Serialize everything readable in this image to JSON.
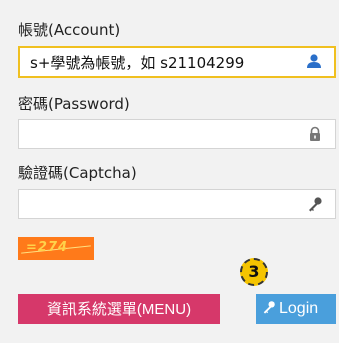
{
  "form": {
    "account": {
      "label": "帳號(Account)",
      "value": "s+學號為帳號，如 s21104299",
      "icon": "user-icon"
    },
    "password": {
      "label": "密碼(Password)",
      "value": "",
      "icon": "lock-icon"
    },
    "captcha": {
      "label": "驗證碼(Captcha)",
      "value": "",
      "icon": "key-icon",
      "image_text": "=274"
    },
    "step_badge": "3",
    "menu_button": "資訊系統選單(MENU)",
    "login_button": "Login"
  },
  "colors": {
    "active_border": "#f0c020",
    "captcha_bg": "#ff7a1a",
    "badge": "#f5c400",
    "menu_button": "#d6386a",
    "login_button": "#4a9fdc",
    "icon_blue": "#2a6fc9"
  }
}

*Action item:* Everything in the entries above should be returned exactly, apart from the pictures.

*Completed task:*
Serialize everything readable in this image to JSON.
{
  "form": {
    "account": {
      "label": "帳號(Account)",
      "value": "s+學號為帳號，如 s21104299",
      "icon": "user-icon"
    },
    "password": {
      "label": "密碼(Password)",
      "value": "",
      "icon": "lock-icon"
    },
    "captcha": {
      "label": "驗證碼(Captcha)",
      "value": "",
      "icon": "key-icon",
      "image_text": "=274"
    },
    "step_badge": "3",
    "menu_button": "資訊系統選單(MENU)",
    "login_button": "Login"
  },
  "colors": {
    "active_border": "#f0c020",
    "captcha_bg": "#ff7a1a",
    "badge": "#f5c400",
    "menu_button": "#d6386a",
    "login_button": "#4a9fdc",
    "icon_blue": "#2a6fc9"
  }
}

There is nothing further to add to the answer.